…And New Rights Created
Counselor convinces the highest court in Colombia that abortion is a human rights issuePrinter Friendly Version
In a landmark 5-3 decision last May, the Constitutional Court of Colombia ended the country’s complete ban on abortion. Mónica Roa (LL.M. ’03) successfully argued that the total criminalization of abortion violated Colombia’s obligations to international human rights treaties that guarantee a woman’s right to life, health, dignity and equality. The law now includes exceptions if the mother’s life or health are at risk, if the fetus is severely malformed, or if the pregnancy is a result of rape or incest.
“I am Colombian and I wanted to do something about the issue,” says Roa, a Bogotá native. She sued on behalf of Women’s Link Worldwide, a clearinghouse that seeks to help women’s rights advocates around the world develop effective legal strategies.

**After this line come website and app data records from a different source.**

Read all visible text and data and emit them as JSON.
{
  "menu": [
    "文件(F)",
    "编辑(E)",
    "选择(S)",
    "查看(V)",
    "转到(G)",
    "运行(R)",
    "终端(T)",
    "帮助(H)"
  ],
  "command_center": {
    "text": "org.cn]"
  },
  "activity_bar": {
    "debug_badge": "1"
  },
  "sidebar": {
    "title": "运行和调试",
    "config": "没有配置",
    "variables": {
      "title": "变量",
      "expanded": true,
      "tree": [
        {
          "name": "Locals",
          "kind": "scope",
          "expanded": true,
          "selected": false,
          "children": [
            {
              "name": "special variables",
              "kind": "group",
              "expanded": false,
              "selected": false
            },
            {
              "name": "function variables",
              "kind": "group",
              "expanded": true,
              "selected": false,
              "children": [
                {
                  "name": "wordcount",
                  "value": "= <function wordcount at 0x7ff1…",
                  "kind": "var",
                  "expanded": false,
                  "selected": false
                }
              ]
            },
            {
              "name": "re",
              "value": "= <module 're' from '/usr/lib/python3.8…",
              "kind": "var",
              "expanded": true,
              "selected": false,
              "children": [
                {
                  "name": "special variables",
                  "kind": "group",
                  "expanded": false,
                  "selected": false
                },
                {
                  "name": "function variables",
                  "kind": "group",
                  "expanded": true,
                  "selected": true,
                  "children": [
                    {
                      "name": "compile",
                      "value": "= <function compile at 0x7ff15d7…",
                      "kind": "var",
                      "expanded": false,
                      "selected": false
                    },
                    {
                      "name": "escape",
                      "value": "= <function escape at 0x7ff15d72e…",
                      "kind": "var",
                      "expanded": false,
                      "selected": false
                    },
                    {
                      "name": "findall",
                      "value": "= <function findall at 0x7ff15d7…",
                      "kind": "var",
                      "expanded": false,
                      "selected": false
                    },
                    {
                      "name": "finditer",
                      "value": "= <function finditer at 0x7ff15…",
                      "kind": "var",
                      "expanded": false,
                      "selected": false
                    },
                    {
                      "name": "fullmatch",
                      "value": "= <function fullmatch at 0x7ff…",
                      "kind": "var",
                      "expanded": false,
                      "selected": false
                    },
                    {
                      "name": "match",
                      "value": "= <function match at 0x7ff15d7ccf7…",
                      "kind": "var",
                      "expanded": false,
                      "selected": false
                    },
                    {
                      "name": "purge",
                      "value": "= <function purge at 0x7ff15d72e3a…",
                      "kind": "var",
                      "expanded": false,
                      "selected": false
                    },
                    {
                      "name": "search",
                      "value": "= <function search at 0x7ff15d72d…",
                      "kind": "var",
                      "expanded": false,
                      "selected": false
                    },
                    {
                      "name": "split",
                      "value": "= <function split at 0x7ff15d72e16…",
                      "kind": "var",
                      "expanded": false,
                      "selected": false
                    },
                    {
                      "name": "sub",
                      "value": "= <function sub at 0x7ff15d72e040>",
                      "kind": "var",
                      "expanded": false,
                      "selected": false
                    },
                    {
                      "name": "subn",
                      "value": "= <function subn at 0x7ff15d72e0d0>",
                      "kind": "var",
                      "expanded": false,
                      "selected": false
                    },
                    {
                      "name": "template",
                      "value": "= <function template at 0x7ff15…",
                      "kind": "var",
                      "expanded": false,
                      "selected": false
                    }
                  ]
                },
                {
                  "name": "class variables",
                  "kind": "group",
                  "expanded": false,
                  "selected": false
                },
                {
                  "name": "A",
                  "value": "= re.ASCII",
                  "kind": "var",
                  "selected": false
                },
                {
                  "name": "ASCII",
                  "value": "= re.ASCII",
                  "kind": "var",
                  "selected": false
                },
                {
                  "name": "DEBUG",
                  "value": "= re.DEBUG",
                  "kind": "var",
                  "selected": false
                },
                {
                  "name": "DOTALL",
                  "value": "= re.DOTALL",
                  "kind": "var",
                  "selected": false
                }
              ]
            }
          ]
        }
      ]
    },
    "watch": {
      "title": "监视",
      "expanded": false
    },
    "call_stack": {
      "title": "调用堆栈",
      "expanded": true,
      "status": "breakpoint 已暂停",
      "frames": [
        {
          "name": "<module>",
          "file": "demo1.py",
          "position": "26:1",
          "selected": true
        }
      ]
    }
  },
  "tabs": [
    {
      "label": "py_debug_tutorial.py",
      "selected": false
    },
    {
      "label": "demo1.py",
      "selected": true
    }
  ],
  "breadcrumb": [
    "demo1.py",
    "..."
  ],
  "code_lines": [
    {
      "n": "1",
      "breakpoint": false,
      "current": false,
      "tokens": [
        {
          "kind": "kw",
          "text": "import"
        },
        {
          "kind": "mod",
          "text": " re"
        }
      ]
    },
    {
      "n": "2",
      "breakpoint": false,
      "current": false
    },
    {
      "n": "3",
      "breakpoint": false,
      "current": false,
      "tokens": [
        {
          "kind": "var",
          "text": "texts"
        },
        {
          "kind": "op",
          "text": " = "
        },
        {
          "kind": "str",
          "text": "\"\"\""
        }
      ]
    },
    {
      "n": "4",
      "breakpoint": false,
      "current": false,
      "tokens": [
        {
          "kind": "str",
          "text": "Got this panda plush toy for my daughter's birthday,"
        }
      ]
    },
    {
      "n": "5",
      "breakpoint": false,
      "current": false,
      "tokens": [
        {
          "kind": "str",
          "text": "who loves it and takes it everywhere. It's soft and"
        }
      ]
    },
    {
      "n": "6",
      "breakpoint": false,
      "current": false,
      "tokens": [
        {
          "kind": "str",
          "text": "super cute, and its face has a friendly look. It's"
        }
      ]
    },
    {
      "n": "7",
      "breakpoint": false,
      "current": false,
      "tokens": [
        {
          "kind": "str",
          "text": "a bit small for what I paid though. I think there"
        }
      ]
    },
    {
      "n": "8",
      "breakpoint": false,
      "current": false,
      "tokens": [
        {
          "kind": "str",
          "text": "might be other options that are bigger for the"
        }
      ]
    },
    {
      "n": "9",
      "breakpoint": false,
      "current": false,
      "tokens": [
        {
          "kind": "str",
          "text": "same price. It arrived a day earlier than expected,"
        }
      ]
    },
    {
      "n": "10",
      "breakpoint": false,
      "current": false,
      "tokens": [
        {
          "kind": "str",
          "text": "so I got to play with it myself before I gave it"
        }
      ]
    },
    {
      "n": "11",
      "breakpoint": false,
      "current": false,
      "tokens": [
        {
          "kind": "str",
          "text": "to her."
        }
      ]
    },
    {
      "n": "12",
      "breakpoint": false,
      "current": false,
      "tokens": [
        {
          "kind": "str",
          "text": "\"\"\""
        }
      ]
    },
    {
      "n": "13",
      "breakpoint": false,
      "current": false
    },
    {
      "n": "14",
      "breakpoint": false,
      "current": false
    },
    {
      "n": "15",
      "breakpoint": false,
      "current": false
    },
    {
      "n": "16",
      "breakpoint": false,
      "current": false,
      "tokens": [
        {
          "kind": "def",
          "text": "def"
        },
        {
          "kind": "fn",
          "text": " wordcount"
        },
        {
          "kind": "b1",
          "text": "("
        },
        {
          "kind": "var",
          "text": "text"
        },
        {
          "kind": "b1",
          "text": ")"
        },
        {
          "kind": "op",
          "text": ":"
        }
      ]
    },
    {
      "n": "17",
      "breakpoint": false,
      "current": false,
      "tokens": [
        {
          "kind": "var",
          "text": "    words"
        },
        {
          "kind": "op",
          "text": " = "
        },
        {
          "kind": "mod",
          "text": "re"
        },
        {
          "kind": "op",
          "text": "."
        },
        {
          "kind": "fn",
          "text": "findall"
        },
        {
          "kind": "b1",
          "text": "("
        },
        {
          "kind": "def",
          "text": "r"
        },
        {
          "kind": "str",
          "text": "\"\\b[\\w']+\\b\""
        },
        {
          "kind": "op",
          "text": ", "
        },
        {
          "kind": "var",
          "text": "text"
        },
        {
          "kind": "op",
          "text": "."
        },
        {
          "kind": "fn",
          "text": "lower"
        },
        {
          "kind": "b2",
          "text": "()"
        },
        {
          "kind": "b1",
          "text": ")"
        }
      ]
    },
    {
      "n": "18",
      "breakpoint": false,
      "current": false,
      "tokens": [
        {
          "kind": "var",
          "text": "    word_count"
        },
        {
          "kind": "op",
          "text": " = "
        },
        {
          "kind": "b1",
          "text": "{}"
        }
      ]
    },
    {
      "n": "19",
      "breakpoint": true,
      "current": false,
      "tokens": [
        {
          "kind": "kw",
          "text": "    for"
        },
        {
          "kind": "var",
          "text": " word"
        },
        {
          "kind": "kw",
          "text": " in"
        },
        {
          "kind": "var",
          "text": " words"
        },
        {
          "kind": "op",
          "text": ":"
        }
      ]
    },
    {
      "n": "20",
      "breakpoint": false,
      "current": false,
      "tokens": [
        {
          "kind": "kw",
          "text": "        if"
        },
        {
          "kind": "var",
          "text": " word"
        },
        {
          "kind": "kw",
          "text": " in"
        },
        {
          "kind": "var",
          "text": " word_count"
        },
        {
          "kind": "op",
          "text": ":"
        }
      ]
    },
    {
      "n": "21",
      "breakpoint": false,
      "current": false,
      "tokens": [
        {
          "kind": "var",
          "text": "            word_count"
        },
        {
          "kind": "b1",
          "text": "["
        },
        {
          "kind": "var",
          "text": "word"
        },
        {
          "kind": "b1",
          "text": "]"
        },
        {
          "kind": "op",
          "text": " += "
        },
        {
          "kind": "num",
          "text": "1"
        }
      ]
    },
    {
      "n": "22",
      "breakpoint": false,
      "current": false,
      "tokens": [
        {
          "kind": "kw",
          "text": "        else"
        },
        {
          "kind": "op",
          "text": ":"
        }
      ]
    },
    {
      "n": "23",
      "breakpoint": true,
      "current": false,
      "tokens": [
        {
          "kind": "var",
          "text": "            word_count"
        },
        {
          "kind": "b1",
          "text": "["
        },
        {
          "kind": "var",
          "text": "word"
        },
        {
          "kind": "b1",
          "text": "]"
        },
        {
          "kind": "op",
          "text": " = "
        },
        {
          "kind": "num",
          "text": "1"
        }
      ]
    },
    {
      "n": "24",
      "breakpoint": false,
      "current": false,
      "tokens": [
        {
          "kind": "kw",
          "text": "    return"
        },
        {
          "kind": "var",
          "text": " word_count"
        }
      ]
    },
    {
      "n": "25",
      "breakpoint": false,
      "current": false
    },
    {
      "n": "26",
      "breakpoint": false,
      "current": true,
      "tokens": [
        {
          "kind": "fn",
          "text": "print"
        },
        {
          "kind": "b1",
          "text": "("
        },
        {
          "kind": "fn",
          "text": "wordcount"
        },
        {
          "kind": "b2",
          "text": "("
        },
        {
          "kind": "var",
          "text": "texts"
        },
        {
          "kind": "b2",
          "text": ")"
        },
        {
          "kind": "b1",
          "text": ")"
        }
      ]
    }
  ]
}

Roa currently serves as the program director of the organization, which has offices in Bogotá and Madrid.
While several bills to liberalize Colombia’s abortion law had failed over the past 30 years, Roa believed she had a good shot of winning when she filed suit in April 2005. The Constitutional Court had recently recognized the legal value of international human rights arguments and used them to solve constitutional challenges in cases related to health, children and women’s participation in politics. “I argued that the Court should be consistent and also recognize the legal status of these international human rights arguments when deciding the issue of abortion,” says Roa.
Before this ruling, an average of 400,000 Colombian women each year risked their health and lives to seek illegal abortions. The government estimated that unsafe abortions were the third leading cause of maternal mortality.
Even more surprising than the legal victory, however, was the impact this highprofile case had on public opinion in this predominantly Catholic and conservative country. In May 2005, one month after Roa filed, 85 percent of Colombians were against abortion in all circumstances. By the time the decision came out, more than 60 percent supported the partial liberalization of abortion. For the first time, Colombians were talking about abortion as a human rights issue, and a matter of gender equality, social justice and public health. “Priests used to be the main sources [for quotes in the media],” says Roa. But now “doctors, feminists, lawyers and human rights activists” are sought for their opinions on abortion.
Roa believes that there will eventually be broader liberalization of abortion in Colombia. “I don’t know how long it will take and what the debate in Congress will be, but I am very clear that the cause is not over and that society is better prepared to face that kind of debate now.”
If anyone understands the challenges—and dangers—of trying to bring about change in a resistant society, it is Roa, who was assigned bodyguards by the government after receiving threats. “Every time I go out and see the light of recognition in someone’s eyes, I think, ‘This person is either going to insult me or thank me.’”